WHAT YOU HAVE TO DO :: Set down each line of the records once more, precisely, and omit the pictures.

Interface dataset entries
++++++++++
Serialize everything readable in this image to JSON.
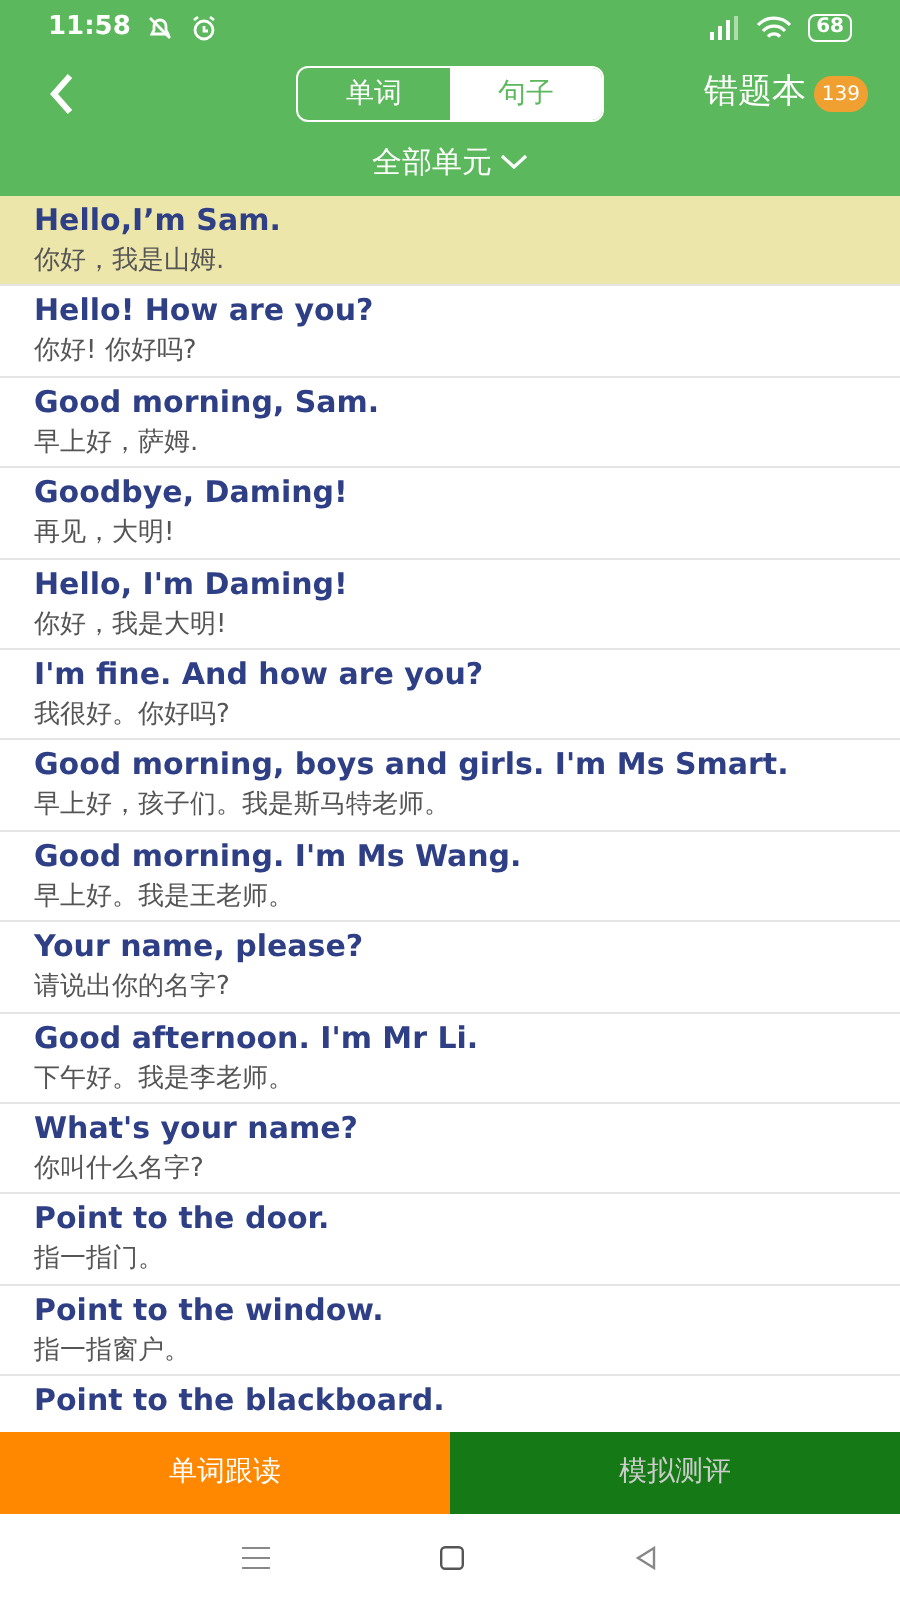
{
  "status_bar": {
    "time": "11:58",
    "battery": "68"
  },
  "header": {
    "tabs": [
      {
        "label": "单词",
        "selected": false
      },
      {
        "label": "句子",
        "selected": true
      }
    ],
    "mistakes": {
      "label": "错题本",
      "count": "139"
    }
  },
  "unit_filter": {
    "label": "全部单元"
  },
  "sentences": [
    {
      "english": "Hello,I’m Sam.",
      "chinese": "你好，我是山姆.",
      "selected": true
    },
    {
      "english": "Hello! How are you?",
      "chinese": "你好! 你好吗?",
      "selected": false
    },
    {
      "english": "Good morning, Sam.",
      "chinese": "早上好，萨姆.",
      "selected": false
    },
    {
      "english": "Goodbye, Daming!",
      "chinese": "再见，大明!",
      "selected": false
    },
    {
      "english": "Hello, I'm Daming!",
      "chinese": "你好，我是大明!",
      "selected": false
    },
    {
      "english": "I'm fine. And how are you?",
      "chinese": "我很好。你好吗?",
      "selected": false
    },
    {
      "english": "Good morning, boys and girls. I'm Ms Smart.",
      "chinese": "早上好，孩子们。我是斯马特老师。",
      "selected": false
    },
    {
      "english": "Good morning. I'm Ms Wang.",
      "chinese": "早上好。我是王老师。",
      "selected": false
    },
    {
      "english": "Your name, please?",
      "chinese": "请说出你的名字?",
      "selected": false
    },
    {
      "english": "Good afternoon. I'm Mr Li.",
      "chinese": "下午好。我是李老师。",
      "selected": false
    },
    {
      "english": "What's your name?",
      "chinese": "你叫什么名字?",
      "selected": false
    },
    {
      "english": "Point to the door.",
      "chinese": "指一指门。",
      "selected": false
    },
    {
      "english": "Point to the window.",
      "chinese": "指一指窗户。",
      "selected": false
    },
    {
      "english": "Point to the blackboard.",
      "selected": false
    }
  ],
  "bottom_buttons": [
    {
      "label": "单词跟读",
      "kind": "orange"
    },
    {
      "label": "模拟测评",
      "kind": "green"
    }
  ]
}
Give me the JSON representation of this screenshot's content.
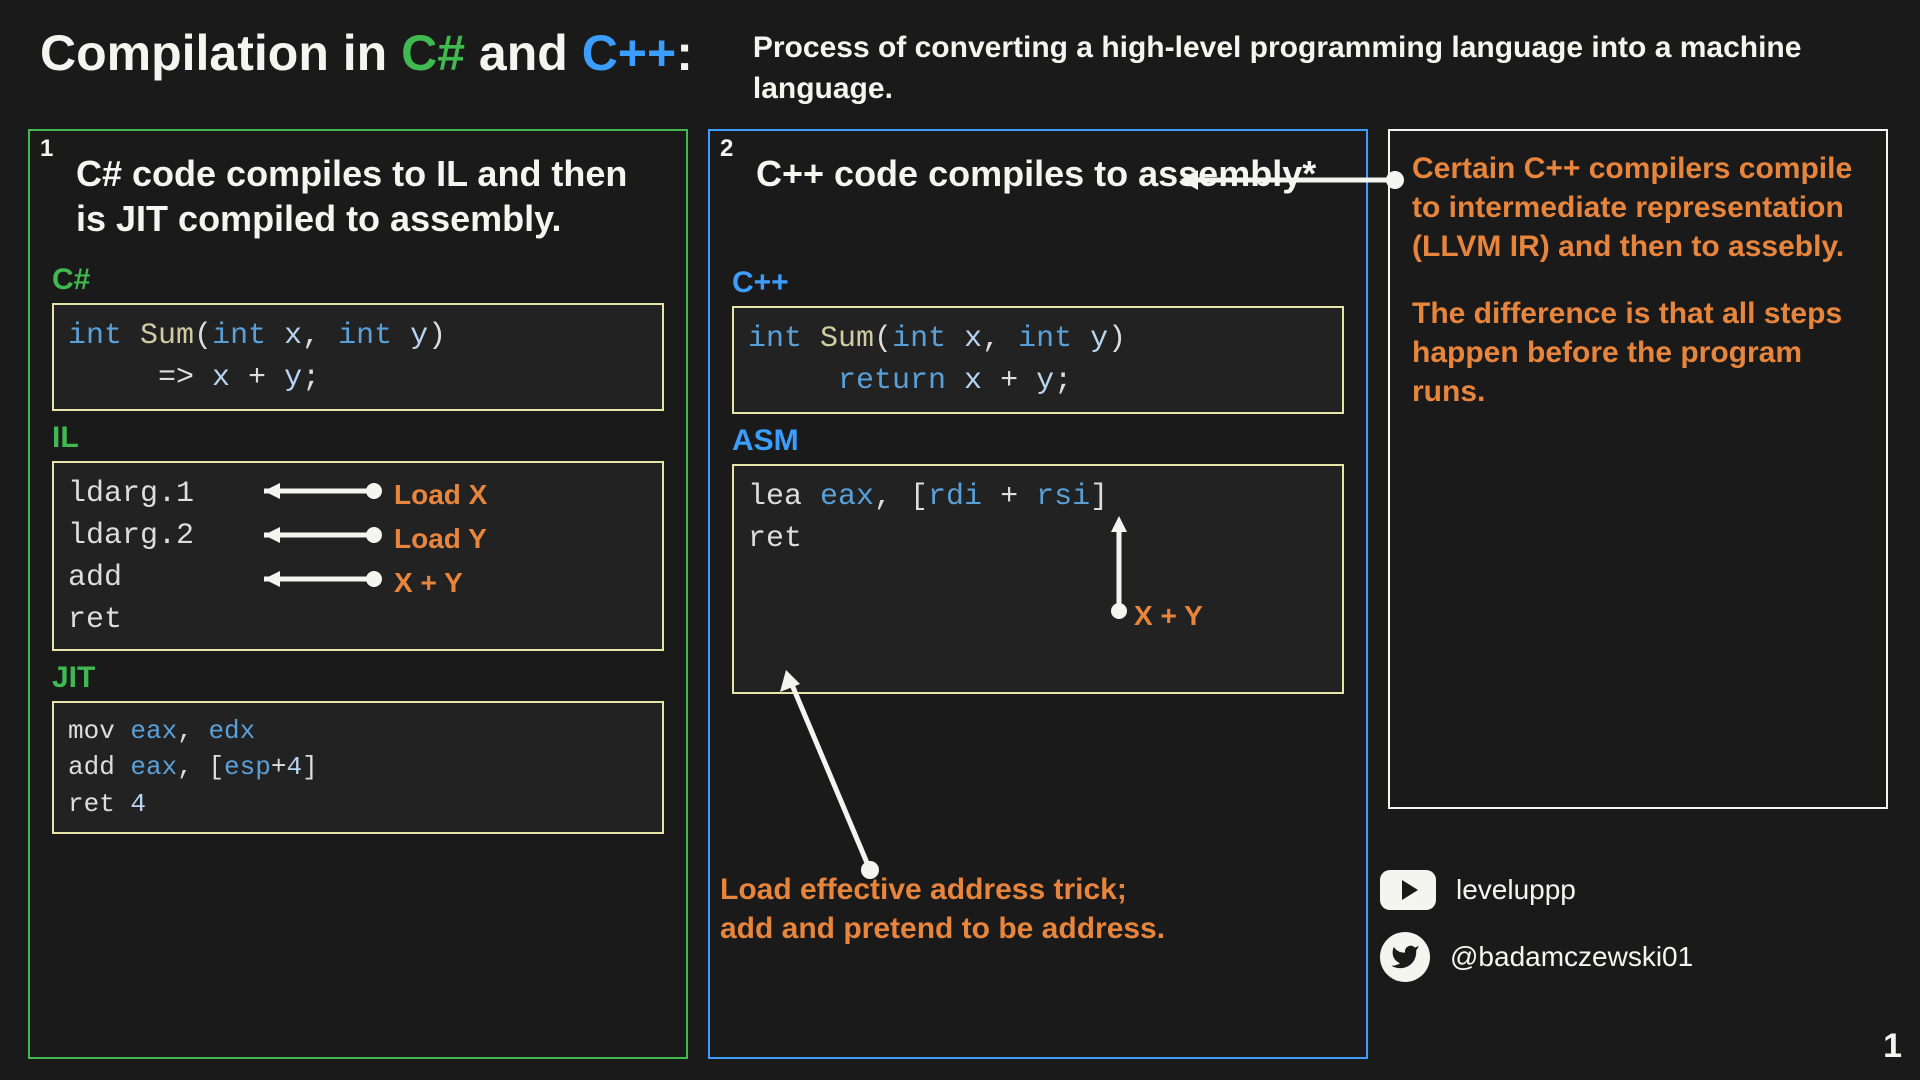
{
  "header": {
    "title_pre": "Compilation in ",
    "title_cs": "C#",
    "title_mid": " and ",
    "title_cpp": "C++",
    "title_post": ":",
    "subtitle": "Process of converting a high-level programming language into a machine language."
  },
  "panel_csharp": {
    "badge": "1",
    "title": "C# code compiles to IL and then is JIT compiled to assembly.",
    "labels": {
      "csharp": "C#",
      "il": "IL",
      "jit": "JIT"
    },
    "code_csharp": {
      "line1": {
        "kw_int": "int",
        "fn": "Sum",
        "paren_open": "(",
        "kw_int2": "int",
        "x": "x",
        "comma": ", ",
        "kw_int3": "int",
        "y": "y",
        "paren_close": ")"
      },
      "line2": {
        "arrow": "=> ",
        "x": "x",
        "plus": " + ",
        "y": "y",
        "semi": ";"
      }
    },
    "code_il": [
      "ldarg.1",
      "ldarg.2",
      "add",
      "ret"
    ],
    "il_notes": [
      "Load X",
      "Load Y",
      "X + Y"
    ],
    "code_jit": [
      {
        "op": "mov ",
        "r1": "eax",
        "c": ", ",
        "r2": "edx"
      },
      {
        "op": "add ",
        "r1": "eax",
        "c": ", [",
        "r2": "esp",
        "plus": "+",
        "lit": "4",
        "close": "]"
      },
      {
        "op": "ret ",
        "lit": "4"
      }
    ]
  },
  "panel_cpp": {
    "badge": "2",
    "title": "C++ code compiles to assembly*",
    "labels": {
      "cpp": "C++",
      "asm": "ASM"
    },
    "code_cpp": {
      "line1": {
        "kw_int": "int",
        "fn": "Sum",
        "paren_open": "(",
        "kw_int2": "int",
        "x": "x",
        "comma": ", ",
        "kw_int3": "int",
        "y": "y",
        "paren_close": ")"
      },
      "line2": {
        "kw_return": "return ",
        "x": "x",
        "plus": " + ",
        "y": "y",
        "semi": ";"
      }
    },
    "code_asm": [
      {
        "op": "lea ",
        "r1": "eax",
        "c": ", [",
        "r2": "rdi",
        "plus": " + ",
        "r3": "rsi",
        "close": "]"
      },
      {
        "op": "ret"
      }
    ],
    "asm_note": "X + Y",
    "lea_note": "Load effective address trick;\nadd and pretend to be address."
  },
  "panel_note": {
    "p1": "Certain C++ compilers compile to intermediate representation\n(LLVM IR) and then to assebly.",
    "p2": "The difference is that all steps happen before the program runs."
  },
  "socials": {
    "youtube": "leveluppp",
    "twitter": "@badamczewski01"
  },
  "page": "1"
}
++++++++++
RESULT ::
Serialize everything readable in this image to JSON.
{
  "status_bar": {
    "time": "11:58",
    "battery": "68"
  },
  "header": {
    "tabs": [
      {
        "label": "单词",
        "selected": false
      },
      {
        "label": "句子",
        "selected": true
      }
    ],
    "mistakes": {
      "label": "错题本",
      "count": "139"
    }
  },
  "unit_filter": {
    "label": "全部单元"
  },
  "sentences": [
    {
      "english": "Hello,I’m Sam.",
      "chinese": "你好，我是山姆.",
      "selected": true
    },
    {
      "english": "Hello! How are you?",
      "chinese": "你好! 你好吗?",
      "selected": false
    },
    {
      "english": "Good morning, Sam.",
      "chinese": "早上好，萨姆.",
      "selected": false
    },
    {
      "english": "Goodbye, Daming!",
      "chinese": "再见，大明!",
      "selected": false
    },
    {
      "english": "Hello, I'm Daming!",
      "chinese": "你好，我是大明!",
      "selected": false
    },
    {
      "english": "I'm fine. And how are you?",
      "chinese": "我很好。你好吗?",
      "selected": false
    },
    {
      "english": "Good morning, boys and girls. I'm Ms Smart.",
      "chinese": "早上好，孩子们。我是斯马特老师。",
      "selected": false
    },
    {
      "english": "Good morning. I'm Ms Wang.",
      "chinese": "早上好。我是王老师。",
      "selected": false
    },
    {
      "english": "Your name, please?",
      "chinese": "请说出你的名字?",
      "selected": false
    },
    {
      "english": "Good afternoon. I'm Mr Li.",
      "chinese": "下午好。我是李老师。",
      "selected": false
    },
    {
      "english": "What's your name?",
      "chinese": "你叫什么名字?",
      "selected": false
    },
    {
      "english": "Point to the door.",
      "chinese": "指一指门。",
      "selected": false
    },
    {
      "english": "Point to the window.",
      "chinese": "指一指窗户。",
      "selected": false
    },
    {
      "english": "Point to the blackboard.",
      "selected": false
    }
  ],
  "bottom_buttons": [
    {
      "label": "单词跟读",
      "kind": "orange"
    },
    {
      "label": "模拟测评",
      "kind": "green"
    }
  ]
}
Give me the JSON representation of this screenshot's content.
{
  "header": {
    "title_pre": "Compilation in ",
    "title_cs": "C#",
    "title_mid": " and ",
    "title_cpp": "C++",
    "title_post": ":",
    "subtitle": "Process of converting a high-level programming language into a machine language."
  },
  "panel_csharp": {
    "badge": "1",
    "title": "C# code compiles to IL and then is JIT compiled to assembly.",
    "labels": {
      "csharp": "C#",
      "il": "IL",
      "jit": "JIT"
    },
    "code_csharp": {
      "line1": {
        "kw_int": "int",
        "fn": "Sum",
        "paren_open": "(",
        "kw_int2": "int",
        "x": "x",
        "comma": ", ",
        "kw_int3": "int",
        "y": "y",
        "paren_close": ")"
      },
      "line2": {
        "arrow": "=> ",
        "x": "x",
        "plus": " + ",
        "y": "y",
        "semi": ";"
      }
    },
    "code_il": [
      "ldarg.1",
      "ldarg.2",
      "add",
      "ret"
    ],
    "il_notes": [
      "Load X",
      "Load Y",
      "X + Y"
    ],
    "code_jit": [
      {
        "op": "mov ",
        "r1": "eax",
        "c": ", ",
        "r2": "edx"
      },
      {
        "op": "add ",
        "r1": "eax",
        "c": ", [",
        "r2": "esp",
        "plus": "+",
        "lit": "4",
        "close": "]"
      },
      {
        "op": "ret ",
        "lit": "4"
      }
    ]
  },
  "panel_cpp": {
    "badge": "2",
    "title": "C++ code compiles to assembly*",
    "labels": {
      "cpp": "C++",
      "asm": "ASM"
    },
    "code_cpp": {
      "line1": {
        "kw_int": "int",
        "fn": "Sum",
        "paren_open": "(",
        "kw_int2": "int",
        "x": "x",
        "comma": ", ",
        "kw_int3": "int",
        "y": "y",
        "paren_close": ")"
      },
      "line2": {
        "kw_return": "return ",
        "x": "x",
        "plus": " + ",
        "y": "y",
        "semi": ";"
      }
    },
    "code_asm": [
      {
        "op": "lea ",
        "r1": "eax",
        "c": ", [",
        "r2": "rdi",
        "plus": " + ",
        "r3": "rsi",
        "close": "]"
      },
      {
        "op": "ret"
      }
    ],
    "asm_note": "X + Y",
    "lea_note": "Load effective address trick;\nadd and pretend to be address."
  },
  "panel_note": {
    "p1": "Certain C++ compilers compile to intermediate representation\n(LLVM IR) and then to assebly.",
    "p2": "The difference is that all steps happen before the program runs."
  },
  "socials": {
    "youtube": "leveluppp",
    "twitter": "@badamczewski01"
  },
  "page": "1"
}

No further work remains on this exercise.